## Records supplied

__________

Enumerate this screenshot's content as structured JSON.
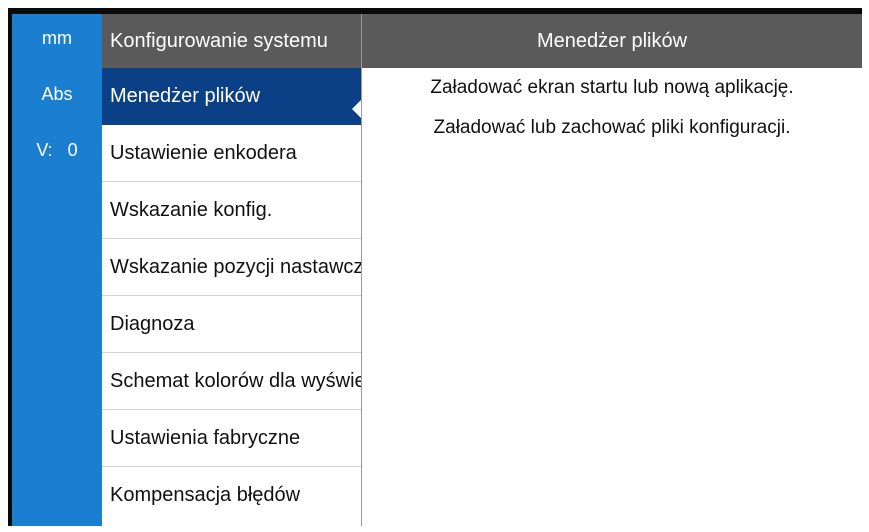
{
  "status": {
    "unit": "mm",
    "mode": "Abs",
    "v_label": "V:",
    "v_value": "0"
  },
  "menu": {
    "title": "Konfigurowanie systemu",
    "items": [
      {
        "label": "Menedżer plików"
      },
      {
        "label": "Ustawienie enkodera"
      },
      {
        "label": "Wskazanie konfig."
      },
      {
        "label": "Wskazanie pozycji nastawczej"
      },
      {
        "label": "Diagnoza"
      },
      {
        "label": "Schemat kolorów dla wyświetlacza"
      },
      {
        "label": "Ustawienia fabryczne"
      },
      {
        "label": "Kompensacja błędów"
      }
    ]
  },
  "panel": {
    "title": "Menedżer plików",
    "line1": "Załadować ekran startu lub nową aplikację.",
    "line2": "Załadować lub zachować pliki konfiguracji."
  },
  "colors": {
    "status_bar": "#1a7fd0",
    "header": "#5a5a5a",
    "selected": "#0b3f86"
  }
}
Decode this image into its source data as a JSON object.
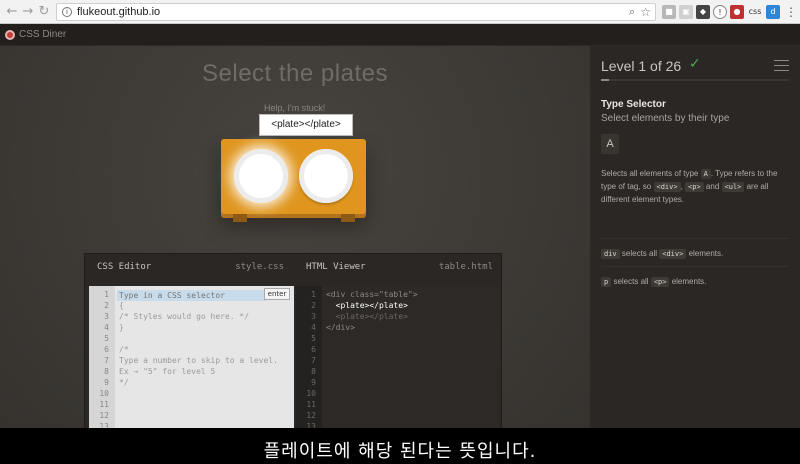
{
  "browser": {
    "url": "flukeout.github.io",
    "extensions": [
      "css"
    ]
  },
  "app": {
    "name": "CSS Diner"
  },
  "game": {
    "order": "Select the plates",
    "help": "Help, I'm stuck!",
    "tooltip": "<plate></plate>"
  },
  "editor": {
    "css_title": "CSS Editor",
    "css_file": "style.css",
    "placeholder": "Type in a CSS selector",
    "enter_label": "enter",
    "css_lines": [
      "{",
      "/* Styles would go here. */",
      "}",
      "",
      "/*",
      "Type a number to skip to a level.",
      "Ex → \"5\" for level 5",
      "*/"
    ],
    "html_title": "HTML Viewer",
    "html_file": "table.html",
    "html_lines": [
      "<div class=\"table\">",
      "  <plate></plate>",
      "  <plate></plate>",
      "</div>"
    ],
    "line_numbers": [
      "1",
      "2",
      "3",
      "4",
      "5",
      "6",
      "7",
      "8",
      "9",
      "10",
      "11",
      "12",
      "13"
    ]
  },
  "sidebar": {
    "level": "Level 1 of 26",
    "progress": 0.04,
    "selector_name": "Type Selector",
    "selector_title": "Select elements by their type",
    "syntax": "A",
    "hint_1": "Selects all elements of type",
    "hint_2": ". Type refers to the type of tag, so",
    "hint_3": "and",
    "hint_4": "are all different element types.",
    "hint_tags": [
      "A",
      "<div>",
      "<p>",
      "<ul>"
    ],
    "examples": [
      {
        "code": "div",
        "text": "selects all",
        "tag": "<div>",
        "suffix": "elements."
      },
      {
        "code": "p",
        "text": "selects all",
        "tag": "<p>",
        "suffix": "elements."
      }
    ]
  },
  "subtitle": "플레이트에 해당 된다는 뜻입니다."
}
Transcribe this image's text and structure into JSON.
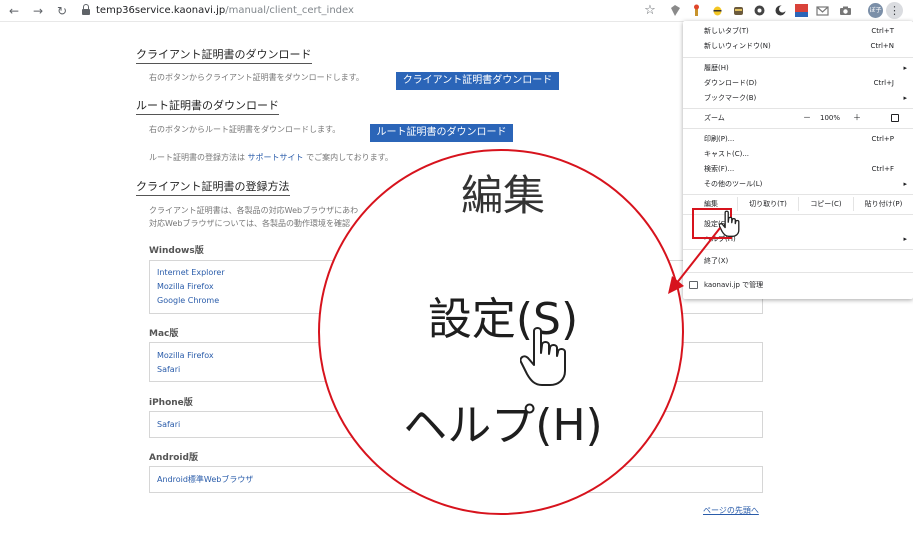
{
  "browser": {
    "back_glyph": "←",
    "forward_glyph": "→",
    "reload_glyph": "↻",
    "url_host": "temp36service.kaonavi.jp",
    "url_path": "/manual/client_cert_index",
    "star_glyph": "☆",
    "avatar_text": "ぼ子",
    "menu_glyph": "⋮",
    "extension_icons": [
      "gem-icon",
      "torch-icon",
      "bee-icon",
      "squirrel-icon",
      "circle-icon",
      "moon-icon",
      "new-badge-icon",
      "mail-icon",
      "camera-icon"
    ]
  },
  "page": {
    "sections": {
      "download": {
        "heading": "クライアント証明書のダウンロード",
        "desc": "右のボタンからクライアント証明書をダウンロードします。",
        "button": "クライアント証明書ダウンロード"
      },
      "root": {
        "heading": "ルート証明書のダウンロード",
        "desc": "右のボタンからルート証明書をダウンロードします。",
        "button": "ルート証明書のダウンロード",
        "note_prefix": "ルート証明書の登録方法は",
        "note_link": "サポートサイト",
        "note_suffix": "でご案内しております。"
      },
      "register": {
        "heading": "クライアント証明書の登録方法",
        "desc_line1": "クライアント証明書は、各製品の対応Webブラウザにあわ",
        "desc_line2": "対応Webブラウザについては、各製品の動作環境を確認"
      }
    },
    "os_groups": [
      {
        "name": "Windows版",
        "browsers": [
          "Internet Explorer",
          "Mozilla Firefox",
          "Google Chrome"
        ]
      },
      {
        "name": "Mac版",
        "browsers": [
          "Mozilla Firefox",
          "Safari"
        ]
      },
      {
        "name": "iPhone版",
        "browsers": [
          "Safari"
        ]
      },
      {
        "name": "Android版",
        "browsers": [
          "Android標準Webブラウザ"
        ]
      }
    ],
    "page_top_link": "ページの先頭へ"
  },
  "menu": {
    "new_tab": {
      "label": "新しいタブ(T)",
      "shortcut": "Ctrl+T"
    },
    "new_window": {
      "label": "新しいウィンドウ(N)",
      "shortcut": "Ctrl+N"
    },
    "history": {
      "label": "履歴(H)"
    },
    "downloads": {
      "label": "ダウンロード(D)",
      "shortcut": "Ctrl+J"
    },
    "bookmarks": {
      "label": "ブックマーク(B)"
    },
    "zoom": {
      "label": "ズーム",
      "minus": "－",
      "value": "100%",
      "plus": "＋"
    },
    "print": {
      "label": "印刷(P)...",
      "shortcut": "Ctrl+P"
    },
    "cast": {
      "label": "キャスト(C)..."
    },
    "find": {
      "label": "検索(F)...",
      "shortcut": "Ctrl+F"
    },
    "more_tools": {
      "label": "その他のツール(L)"
    },
    "edit": {
      "label": "編集",
      "cut": "切り取り(T)",
      "copy": "コピー(C)",
      "paste": "貼り付け(P)"
    },
    "settings": {
      "label": "設定(S)"
    },
    "help": {
      "label": "ヘルプ(H)"
    },
    "exit": {
      "label": "終了(X)"
    },
    "managed": {
      "label": "kaonavi.jp で管理"
    },
    "submenu_arrow": "▸"
  },
  "zoom_callout": {
    "edit": "編集",
    "settings": "設定(S)",
    "help": "ヘルプ(H)"
  },
  "colors": {
    "highlight_red": "#d7131d",
    "button_blue": "#2b65b8",
    "link_blue": "#2a5caa"
  }
}
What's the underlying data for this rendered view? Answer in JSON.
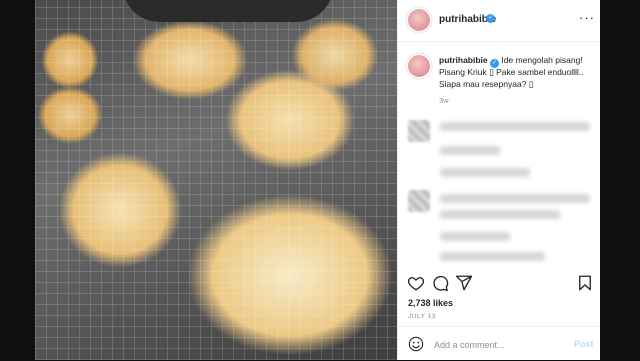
{
  "post": {
    "username": "putrihabibie",
    "caption_text": "Ide mengolah pisang! Pisang Kriuk ▯ Pake sambel enduollll.. Siapa mau resepnyaa? ▯",
    "caption_time": "3w",
    "likes": "2,738 likes",
    "date": "JULY 13"
  },
  "comment_box": {
    "placeholder": "Add a comment...",
    "post_label": "Post"
  },
  "icons": {
    "verified": "verified-badge-icon",
    "more": "more-options-icon",
    "like": "heart-icon",
    "comment": "comment-icon",
    "share": "share-icon",
    "save": "bookmark-icon",
    "emoji": "emoji-icon",
    "next": "chevron-right-icon"
  },
  "colors": {
    "verified": "#3897f0",
    "post_button": "#b2dffc"
  }
}
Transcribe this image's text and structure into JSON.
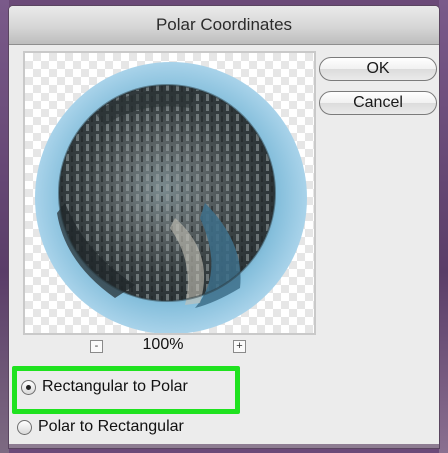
{
  "dialog": {
    "title": "Polar Coordinates",
    "ok_label": "OK",
    "cancel_label": "Cancel"
  },
  "zoom": {
    "minus_label": "-",
    "plus_label": "+",
    "value": "100%"
  },
  "conversion": {
    "options": [
      {
        "label": "Rectangular to Polar",
        "selected": true
      },
      {
        "label": "Polar to Rectangular",
        "selected": false
      }
    ]
  },
  "colors": {
    "highlight": "#1fe21f",
    "sky": "#7fb6d8",
    "water": "#3f6f86"
  }
}
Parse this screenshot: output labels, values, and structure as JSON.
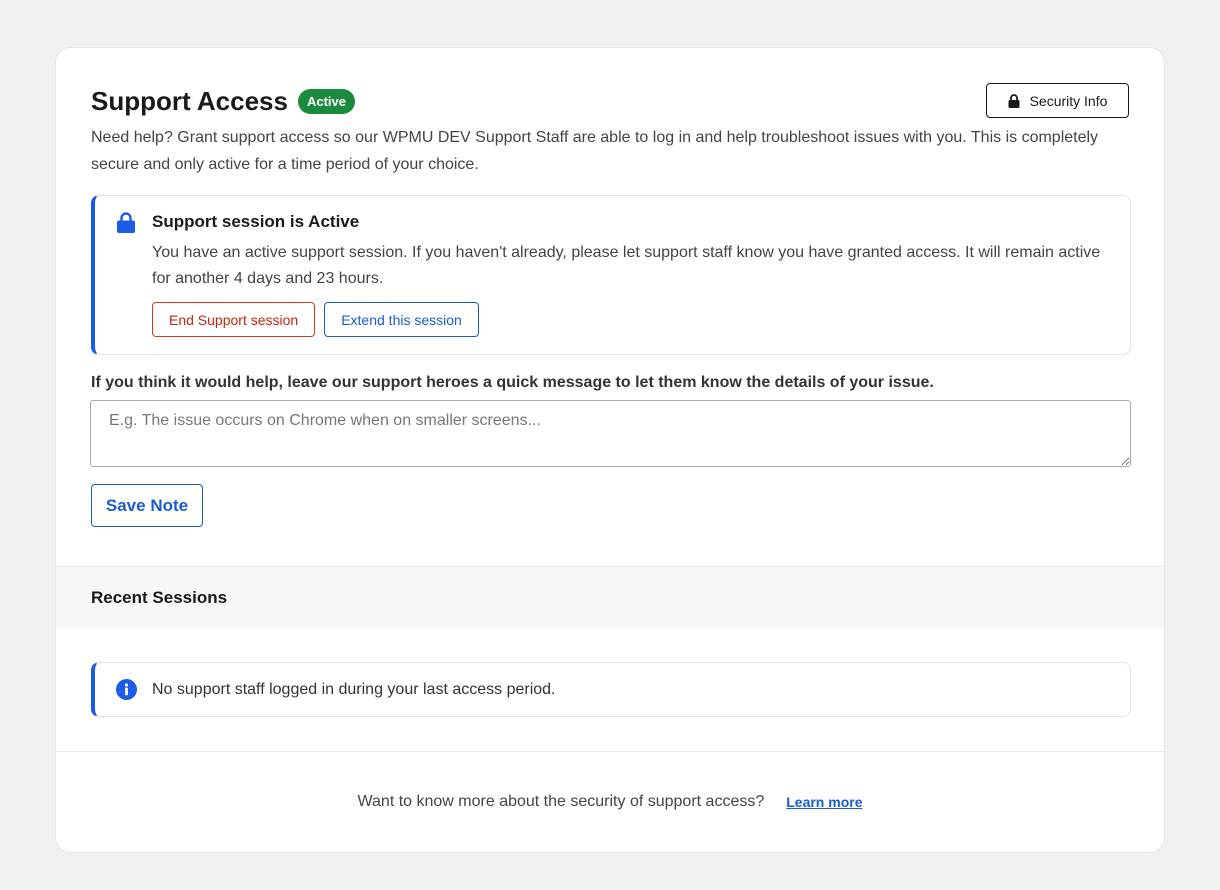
{
  "header": {
    "title": "Support Access",
    "badge": "Active",
    "security_button": "Security Info",
    "security_icon": "lock-icon",
    "description": "Need help? Grant support access so our WPMU DEV Support Staff are able to log in and help troubleshoot issues with you. This is completely secure and only active for a time period of your choice."
  },
  "session_notice": {
    "icon": "lock-icon",
    "title": "Support session is Active",
    "text": "You have an active support session. If you haven't already, please let support staff know you have granted access. It will remain active for another 4 days and 23 hours.",
    "end_button": "End Support session",
    "extend_button": "Extend this session"
  },
  "note": {
    "label": "If you think it would help, leave our support heroes a quick message to let them know the details of your issue.",
    "placeholder": "E.g. The issue occurs on Chrome when on smaller screens...",
    "value": "",
    "save_button": "Save Note"
  },
  "recent": {
    "heading": "Recent Sessions",
    "icon": "info-icon",
    "empty_text": "No support staff logged in during your last access period."
  },
  "footer": {
    "text": "Want to know more about the security of support access?",
    "link": "Learn more"
  },
  "colors": {
    "accent": "#1a5ce6",
    "badge": "#1a8a3d",
    "danger": "#c0260e"
  }
}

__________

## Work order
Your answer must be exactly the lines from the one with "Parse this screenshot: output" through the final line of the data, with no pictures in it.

## Written reply
Parse this screenshot: output labels, values, and structure as JSON.
{
  "header": {
    "title": "Support Access",
    "badge": "Active",
    "security_button": "Security Info",
    "security_icon": "lock-icon",
    "description": "Need help? Grant support access so our WPMU DEV Support Staff are able to log in and help troubleshoot issues with you. This is completely secure and only active for a time period of your choice."
  },
  "session_notice": {
    "icon": "lock-icon",
    "title": "Support session is Active",
    "text": "You have an active support session. If you haven't already, please let support staff know you have granted access. It will remain active for another 4 days and 23 hours.",
    "end_button": "End Support session",
    "extend_button": "Extend this session"
  },
  "note": {
    "label": "If you think it would help, leave our support heroes a quick message to let them know the details of your issue.",
    "placeholder": "E.g. The issue occurs on Chrome when on smaller screens...",
    "value": "",
    "save_button": "Save Note"
  },
  "recent": {
    "heading": "Recent Sessions",
    "icon": "info-icon",
    "empty_text": "No support staff logged in during your last access period."
  },
  "footer": {
    "text": "Want to know more about the security of support access?",
    "link": "Learn more"
  },
  "colors": {
    "accent": "#1a5ce6",
    "badge": "#1a8a3d",
    "danger": "#c0260e"
  }
}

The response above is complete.